*** Extracted material ***
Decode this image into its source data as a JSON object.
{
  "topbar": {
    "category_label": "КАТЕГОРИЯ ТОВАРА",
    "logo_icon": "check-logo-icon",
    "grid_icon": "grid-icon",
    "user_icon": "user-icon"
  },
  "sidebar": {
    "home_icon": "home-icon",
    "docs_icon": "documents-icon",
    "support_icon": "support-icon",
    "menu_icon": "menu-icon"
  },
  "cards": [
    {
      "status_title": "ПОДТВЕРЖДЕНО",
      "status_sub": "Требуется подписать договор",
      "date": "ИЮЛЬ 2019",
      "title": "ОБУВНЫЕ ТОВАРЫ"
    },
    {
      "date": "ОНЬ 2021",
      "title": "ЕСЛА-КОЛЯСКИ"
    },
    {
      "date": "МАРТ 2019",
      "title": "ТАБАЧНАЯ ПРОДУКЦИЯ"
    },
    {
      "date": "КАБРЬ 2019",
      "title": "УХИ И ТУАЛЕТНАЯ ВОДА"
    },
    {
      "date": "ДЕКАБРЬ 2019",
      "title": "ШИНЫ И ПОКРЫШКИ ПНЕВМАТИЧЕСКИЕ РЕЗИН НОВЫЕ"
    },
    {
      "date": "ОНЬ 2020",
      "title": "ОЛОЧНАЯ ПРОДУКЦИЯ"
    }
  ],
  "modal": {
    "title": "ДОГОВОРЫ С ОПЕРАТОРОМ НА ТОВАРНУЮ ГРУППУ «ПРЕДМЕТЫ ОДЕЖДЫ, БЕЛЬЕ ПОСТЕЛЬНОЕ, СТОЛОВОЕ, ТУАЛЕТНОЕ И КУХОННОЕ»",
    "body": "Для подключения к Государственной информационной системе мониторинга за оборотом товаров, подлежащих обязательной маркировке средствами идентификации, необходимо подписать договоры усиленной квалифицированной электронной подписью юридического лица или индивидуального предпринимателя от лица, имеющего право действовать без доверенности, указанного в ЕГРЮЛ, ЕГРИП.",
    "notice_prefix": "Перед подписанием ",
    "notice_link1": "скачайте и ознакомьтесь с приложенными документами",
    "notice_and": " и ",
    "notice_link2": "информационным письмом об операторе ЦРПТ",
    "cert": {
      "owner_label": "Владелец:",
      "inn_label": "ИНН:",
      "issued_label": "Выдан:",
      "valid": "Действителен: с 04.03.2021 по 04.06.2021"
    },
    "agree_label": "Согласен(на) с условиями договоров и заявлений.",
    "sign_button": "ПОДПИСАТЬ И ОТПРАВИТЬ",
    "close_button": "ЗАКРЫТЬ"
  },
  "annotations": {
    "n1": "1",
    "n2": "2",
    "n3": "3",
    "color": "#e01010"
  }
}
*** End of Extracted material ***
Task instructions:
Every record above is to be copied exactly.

Exercise answer:
Decode this image into its source data as a JSON object.
{
  "topbar": {
    "category_label": "КАТЕГОРИЯ ТОВАРА",
    "logo_icon": "check-logo-icon",
    "grid_icon": "grid-icon",
    "user_icon": "user-icon"
  },
  "sidebar": {
    "home_icon": "home-icon",
    "docs_icon": "documents-icon",
    "support_icon": "support-icon",
    "menu_icon": "menu-icon"
  },
  "cards": [
    {
      "status_title": "ПОДТВЕРЖДЕНО",
      "status_sub": "Требуется подписать договор",
      "date": "ИЮЛЬ 2019",
      "title": "ОБУВНЫЕ ТОВАРЫ"
    },
    {
      "date": "ОНЬ 2021",
      "title": "ЕСЛА-КОЛЯСКИ"
    },
    {
      "date": "МАРТ 2019",
      "title": "ТАБАЧНАЯ ПРОДУКЦИЯ"
    },
    {
      "date": "КАБРЬ 2019",
      "title": "УХИ И ТУАЛЕТНАЯ ВОДА"
    },
    {
      "date": "ДЕКАБРЬ 2019",
      "title": "ШИНЫ И ПОКРЫШКИ ПНЕВМАТИЧЕСКИЕ РЕЗИН НОВЫЕ"
    },
    {
      "date": "ОНЬ 2020",
      "title": "ОЛОЧНАЯ ПРОДУКЦИЯ"
    }
  ],
  "modal": {
    "title": "ДОГОВОРЫ С ОПЕРАТОРОМ НА ТОВАРНУЮ ГРУППУ «ПРЕДМЕТЫ ОДЕЖДЫ, БЕЛЬЕ ПОСТЕЛЬНОЕ, СТОЛОВОЕ, ТУАЛЕТНОЕ И КУХОННОЕ»",
    "body": "Для подключения к Государственной информационной системе мониторинга за оборотом товаров, подлежащих обязательной маркировке средствами идентификации, необходимо подписать договоры усиленной квалифицированной электронной подписью юридического лица или индивидуального предпринимателя от лица, имеющего право действовать без доверенности, указанного в ЕГРЮЛ, ЕГРИП.",
    "notice_prefix": "Перед подписанием ",
    "notice_link1": "скачайте и ознакомьтесь с приложенными документами",
    "notice_and": " и ",
    "notice_link2": "информационным письмом об операторе ЦРПТ",
    "cert": {
      "owner_label": "Владелец:",
      "inn_label": "ИНН:",
      "issued_label": "Выдан:",
      "valid": "Действителен: с 04.03.2021 по 04.06.2021"
    },
    "agree_label": "Согласен(на) с условиями договоров и заявлений.",
    "sign_button": "ПОДПИСАТЬ И ОТПРАВИТЬ",
    "close_button": "ЗАКРЫТЬ"
  },
  "annotations": {
    "n1": "1",
    "n2": "2",
    "n3": "3",
    "color": "#e01010"
  }
}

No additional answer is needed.